YOUR ASSIGNMENT:
Every entry must come back exactly as it was given.

Segment Start: DATASET EXTRACT

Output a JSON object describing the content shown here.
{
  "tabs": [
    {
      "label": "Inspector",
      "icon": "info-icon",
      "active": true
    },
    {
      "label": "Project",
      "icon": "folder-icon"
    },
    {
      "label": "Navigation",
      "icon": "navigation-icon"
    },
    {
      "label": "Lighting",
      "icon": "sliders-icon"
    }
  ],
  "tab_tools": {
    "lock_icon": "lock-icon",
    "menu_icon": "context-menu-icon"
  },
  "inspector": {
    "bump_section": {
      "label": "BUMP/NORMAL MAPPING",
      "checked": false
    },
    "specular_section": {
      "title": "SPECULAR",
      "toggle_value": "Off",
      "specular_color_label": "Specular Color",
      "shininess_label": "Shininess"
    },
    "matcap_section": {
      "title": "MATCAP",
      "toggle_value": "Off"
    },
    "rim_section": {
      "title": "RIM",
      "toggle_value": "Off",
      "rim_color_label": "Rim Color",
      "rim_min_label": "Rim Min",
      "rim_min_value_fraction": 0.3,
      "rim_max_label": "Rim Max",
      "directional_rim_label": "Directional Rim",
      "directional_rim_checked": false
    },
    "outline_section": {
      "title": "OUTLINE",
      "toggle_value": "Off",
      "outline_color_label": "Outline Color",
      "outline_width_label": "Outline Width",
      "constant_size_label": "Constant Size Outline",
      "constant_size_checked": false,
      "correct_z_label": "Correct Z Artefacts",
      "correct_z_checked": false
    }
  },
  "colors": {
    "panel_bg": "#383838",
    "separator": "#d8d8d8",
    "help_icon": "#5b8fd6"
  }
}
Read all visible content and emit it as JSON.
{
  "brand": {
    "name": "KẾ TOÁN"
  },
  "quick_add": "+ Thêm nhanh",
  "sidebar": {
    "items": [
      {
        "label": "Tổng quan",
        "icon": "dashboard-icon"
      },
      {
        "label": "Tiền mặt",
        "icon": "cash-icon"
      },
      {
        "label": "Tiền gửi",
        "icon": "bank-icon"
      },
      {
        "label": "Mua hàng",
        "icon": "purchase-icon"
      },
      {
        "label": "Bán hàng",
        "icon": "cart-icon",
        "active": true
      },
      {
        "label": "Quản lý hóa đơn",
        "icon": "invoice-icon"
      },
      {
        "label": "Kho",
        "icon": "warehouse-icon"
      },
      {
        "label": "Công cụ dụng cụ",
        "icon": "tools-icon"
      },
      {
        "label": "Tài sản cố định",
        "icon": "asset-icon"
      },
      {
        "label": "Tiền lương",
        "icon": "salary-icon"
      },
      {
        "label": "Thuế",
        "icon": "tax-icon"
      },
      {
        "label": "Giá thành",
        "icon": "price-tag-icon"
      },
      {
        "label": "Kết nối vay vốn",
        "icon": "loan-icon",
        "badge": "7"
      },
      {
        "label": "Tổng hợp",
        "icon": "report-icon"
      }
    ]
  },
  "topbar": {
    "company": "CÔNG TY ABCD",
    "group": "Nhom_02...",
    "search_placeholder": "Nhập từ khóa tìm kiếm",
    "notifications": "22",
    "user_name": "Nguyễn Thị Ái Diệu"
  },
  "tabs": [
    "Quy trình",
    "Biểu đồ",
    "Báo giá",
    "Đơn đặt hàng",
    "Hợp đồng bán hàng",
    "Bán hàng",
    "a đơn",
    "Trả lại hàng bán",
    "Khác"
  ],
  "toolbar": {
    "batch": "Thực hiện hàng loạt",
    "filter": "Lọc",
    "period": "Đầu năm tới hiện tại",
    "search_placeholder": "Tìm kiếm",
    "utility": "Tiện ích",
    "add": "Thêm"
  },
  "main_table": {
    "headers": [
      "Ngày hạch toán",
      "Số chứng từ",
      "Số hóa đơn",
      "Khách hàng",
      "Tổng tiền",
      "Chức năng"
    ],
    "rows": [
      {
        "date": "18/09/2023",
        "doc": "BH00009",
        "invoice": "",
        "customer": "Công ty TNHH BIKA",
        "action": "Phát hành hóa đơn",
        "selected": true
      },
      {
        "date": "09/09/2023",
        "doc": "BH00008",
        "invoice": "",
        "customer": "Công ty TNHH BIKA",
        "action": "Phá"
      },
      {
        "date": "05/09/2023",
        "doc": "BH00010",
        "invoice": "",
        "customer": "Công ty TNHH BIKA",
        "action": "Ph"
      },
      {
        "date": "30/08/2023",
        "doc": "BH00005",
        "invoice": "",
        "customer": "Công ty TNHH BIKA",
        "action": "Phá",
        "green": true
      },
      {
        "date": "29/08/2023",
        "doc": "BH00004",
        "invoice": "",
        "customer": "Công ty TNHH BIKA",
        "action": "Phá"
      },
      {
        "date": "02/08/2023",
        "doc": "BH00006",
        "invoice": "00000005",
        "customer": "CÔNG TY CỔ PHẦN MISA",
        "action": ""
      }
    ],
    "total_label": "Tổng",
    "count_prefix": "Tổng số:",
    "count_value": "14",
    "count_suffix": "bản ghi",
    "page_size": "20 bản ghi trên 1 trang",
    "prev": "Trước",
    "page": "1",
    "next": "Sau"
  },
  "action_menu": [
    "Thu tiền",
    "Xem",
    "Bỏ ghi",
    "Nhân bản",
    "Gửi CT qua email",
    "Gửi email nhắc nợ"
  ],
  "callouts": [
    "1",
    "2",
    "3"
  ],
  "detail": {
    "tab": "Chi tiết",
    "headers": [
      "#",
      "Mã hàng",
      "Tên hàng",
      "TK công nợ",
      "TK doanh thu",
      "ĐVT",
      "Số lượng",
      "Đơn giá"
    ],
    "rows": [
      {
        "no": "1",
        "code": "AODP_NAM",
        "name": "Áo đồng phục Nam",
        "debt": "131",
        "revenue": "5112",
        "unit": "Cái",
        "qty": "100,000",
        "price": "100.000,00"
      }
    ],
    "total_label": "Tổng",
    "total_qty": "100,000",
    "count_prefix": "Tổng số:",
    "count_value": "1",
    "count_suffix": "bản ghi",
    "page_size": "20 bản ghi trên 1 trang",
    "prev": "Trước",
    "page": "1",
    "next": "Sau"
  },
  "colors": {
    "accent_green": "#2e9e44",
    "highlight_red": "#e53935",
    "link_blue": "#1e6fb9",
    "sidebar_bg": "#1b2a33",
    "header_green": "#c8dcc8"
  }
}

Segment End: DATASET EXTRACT

ANSWER TO THE PROBLEM:
Output a JSON object describing the content shown here.
{
  "tabs": [
    {
      "label": "Inspector",
      "icon": "info-icon",
      "active": true
    },
    {
      "label": "Project",
      "icon": "folder-icon"
    },
    {
      "label": "Navigation",
      "icon": "navigation-icon"
    },
    {
      "label": "Lighting",
      "icon": "sliders-icon"
    }
  ],
  "tab_tools": {
    "lock_icon": "lock-icon",
    "menu_icon": "context-menu-icon"
  },
  "inspector": {
    "bump_section": {
      "label": "BUMP/NORMAL MAPPING",
      "checked": false
    },
    "specular_section": {
      "title": "SPECULAR",
      "toggle_value": "Off",
      "specular_color_label": "Specular Color",
      "shininess_label": "Shininess"
    },
    "matcap_section": {
      "title": "MATCAP",
      "toggle_value": "Off"
    },
    "rim_section": {
      "title": "RIM",
      "toggle_value": "Off",
      "rim_color_label": "Rim Color",
      "rim_min_label": "Rim Min",
      "rim_min_value_fraction": 0.3,
      "rim_max_label": "Rim Max",
      "directional_rim_label": "Directional Rim",
      "directional_rim_checked": false
    },
    "outline_section": {
      "title": "OUTLINE",
      "toggle_value": "Off",
      "outline_color_label": "Outline Color",
      "outline_width_label": "Outline Width",
      "constant_size_label": "Constant Size Outline",
      "constant_size_checked": false,
      "correct_z_label": "Correct Z Artefacts",
      "correct_z_checked": false
    }
  },
  "colors": {
    "panel_bg": "#383838",
    "separator": "#d8d8d8",
    "help_icon": "#5b8fd6"
  }
}
Read all visible content and emit it as JSON.
{
  "brand": {
    "name": "KẾ TOÁN"
  },
  "quick_add": "+ Thêm nhanh",
  "sidebar": {
    "items": [
      {
        "label": "Tổng quan",
        "icon": "dashboard-icon"
      },
      {
        "label": "Tiền mặt",
        "icon": "cash-icon"
      },
      {
        "label": "Tiền gửi",
        "icon": "bank-icon"
      },
      {
        "label": "Mua hàng",
        "icon": "purchase-icon"
      },
      {
        "label": "Bán hàng",
        "icon": "cart-icon",
        "active": true
      },
      {
        "label": "Quản lý hóa đơn",
        "icon": "invoice-icon"
      },
      {
        "label": "Kho",
        "icon": "warehouse-icon"
      },
      {
        "label": "Công cụ dụng cụ",
        "icon": "tools-icon"
      },
      {
        "label": "Tài sản cố định",
        "icon": "asset-icon"
      },
      {
        "label": "Tiền lương",
        "icon": "salary-icon"
      },
      {
        "label": "Thuế",
        "icon": "tax-icon"
      },
      {
        "label": "Giá thành",
        "icon": "price-tag-icon"
      },
      {
        "label": "Kết nối vay vốn",
        "icon": "loan-icon",
        "badge": "7"
      },
      {
        "label": "Tổng hợp",
        "icon": "report-icon"
      }
    ]
  },
  "topbar": {
    "company": "CÔNG TY ABCD",
    "group": "Nhom_02...",
    "search_placeholder": "Nhập từ khóa tìm kiếm",
    "notifications": "22",
    "user_name": "Nguyễn Thị Ái Diệu"
  },
  "tabs": [
    "Quy trình",
    "Biểu đồ",
    "Báo giá",
    "Đơn đặt hàng",
    "Hợp đồng bán hàng",
    "Bán hàng",
    "a đơn",
    "Trả lại hàng bán",
    "Khác"
  ],
  "toolbar": {
    "batch": "Thực hiện hàng loạt",
    "filter": "Lọc",
    "period": "Đầu năm tới hiện tại",
    "search_placeholder": "Tìm kiếm",
    "utility": "Tiện ích",
    "add": "Thêm"
  },
  "main_table": {
    "headers": [
      "Ngày hạch toán",
      "Số chứng từ",
      "Số hóa đơn",
      "Khách hàng",
      "Tổng tiền",
      "Chức năng"
    ],
    "rows": [
      {
        "date": "18/09/2023",
        "doc": "BH00009",
        "invoice": "",
        "customer": "Công ty TNHH BIKA",
        "action": "Phát hành hóa đơn",
        "selected": true
      },
      {
        "date": "09/09/2023",
        "doc": "BH00008",
        "invoice": "",
        "customer": "Công ty TNHH BIKA",
        "action": "Phá"
      },
      {
        "date": "05/09/2023",
        "doc": "BH00010",
        "invoice": "",
        "customer": "Công ty TNHH BIKA",
        "action": "Ph"
      },
      {
        "date": "30/08/2023",
        "doc": "BH00005",
        "invoice": "",
        "customer": "Công ty TNHH BIKA",
        "action": "Phá",
        "green": true
      },
      {
        "date": "29/08/2023",
        "doc": "BH00004",
        "invoice": "",
        "customer": "Công ty TNHH BIKA",
        "action": "Phá"
      },
      {
        "date": "02/08/2023",
        "doc": "BH00006",
        "invoice": "00000005",
        "customer": "CÔNG TY CỔ PHẦN MISA",
        "action": ""
      }
    ],
    "total_label": "Tổng",
    "count_prefix": "Tổng số:",
    "count_value": "14",
    "count_suffix": "bản ghi",
    "page_size": "20 bản ghi trên 1 trang",
    "prev": "Trước",
    "page": "1",
    "next": "Sau"
  },
  "action_menu": [
    "Thu tiền",
    "Xem",
    "Bỏ ghi",
    "Nhân bản",
    "Gửi CT qua email",
    "Gửi email nhắc nợ"
  ],
  "callouts": [
    "1",
    "2",
    "3"
  ],
  "detail": {
    "tab": "Chi tiết",
    "headers": [
      "#",
      "Mã hàng",
      "Tên hàng",
      "TK công nợ",
      "TK doanh thu",
      "ĐVT",
      "Số lượng",
      "Đơn giá"
    ],
    "rows": [
      {
        "no": "1",
        "code": "AODP_NAM",
        "name": "Áo đồng phục Nam",
        "debt": "131",
        "revenue": "5112",
        "unit": "Cái",
        "qty": "100,000",
        "price": "100.000,00"
      }
    ],
    "total_label": "Tổng",
    "total_qty": "100,000",
    "count_prefix": "Tổng số:",
    "count_value": "1",
    "count_suffix": "bản ghi",
    "page_size": "20 bản ghi trên 1 trang",
    "prev": "Trước",
    "page": "1",
    "next": "Sau"
  },
  "colors": {
    "accent_green": "#2e9e44",
    "highlight_red": "#e53935",
    "link_blue": "#1e6fb9",
    "sidebar_bg": "#1b2a33",
    "header_green": "#c8dcc8"
  }
}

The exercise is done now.